▸ **Work item**: Would you please return all of the entries below exactly as shown?

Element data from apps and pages

● ● ● ● ●

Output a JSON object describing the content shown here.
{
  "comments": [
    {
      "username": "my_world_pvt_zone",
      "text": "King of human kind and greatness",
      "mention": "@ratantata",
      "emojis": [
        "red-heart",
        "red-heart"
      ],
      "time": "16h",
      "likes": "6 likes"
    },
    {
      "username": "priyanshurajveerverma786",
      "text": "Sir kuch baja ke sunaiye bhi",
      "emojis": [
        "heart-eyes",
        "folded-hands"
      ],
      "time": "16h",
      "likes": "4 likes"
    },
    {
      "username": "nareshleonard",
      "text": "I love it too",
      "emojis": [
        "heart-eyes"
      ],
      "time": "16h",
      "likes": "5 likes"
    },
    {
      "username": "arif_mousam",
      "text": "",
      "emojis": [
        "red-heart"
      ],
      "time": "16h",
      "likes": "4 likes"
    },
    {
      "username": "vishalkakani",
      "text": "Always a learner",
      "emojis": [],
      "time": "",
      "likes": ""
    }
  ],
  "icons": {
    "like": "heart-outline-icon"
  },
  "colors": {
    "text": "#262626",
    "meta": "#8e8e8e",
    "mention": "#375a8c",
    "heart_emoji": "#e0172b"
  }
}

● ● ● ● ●

▸ **Output of the exercise**:
Output a JSON object describing the content shown here.
{
  "comments": [
    {
      "username": "my_world_pvt_zone",
      "text": "King of human kind and greatness",
      "mention": "@ratantata",
      "emojis": [
        "red-heart",
        "red-heart"
      ],
      "time": "16h",
      "likes": "6 likes"
    },
    {
      "username": "priyanshurajveerverma786",
      "text": "Sir kuch baja ke sunaiye bhi",
      "emojis": [
        "heart-eyes",
        "folded-hands"
      ],
      "time": "16h",
      "likes": "4 likes"
    },
    {
      "username": "nareshleonard",
      "text": "I love it too",
      "emojis": [
        "heart-eyes"
      ],
      "time": "16h",
      "likes": "5 likes"
    },
    {
      "username": "arif_mousam",
      "text": "",
      "emojis": [
        "red-heart"
      ],
      "time": "16h",
      "likes": "4 likes"
    },
    {
      "username": "vishalkakani",
      "text": "Always a learner",
      "emojis": [],
      "time": "",
      "likes": ""
    }
  ],
  "icons": {
    "like": "heart-outline-icon"
  },
  "colors": {
    "text": "#262626",
    "meta": "#8e8e8e",
    "mention": "#375a8c",
    "heart_emoji": "#e0172b"
  }
}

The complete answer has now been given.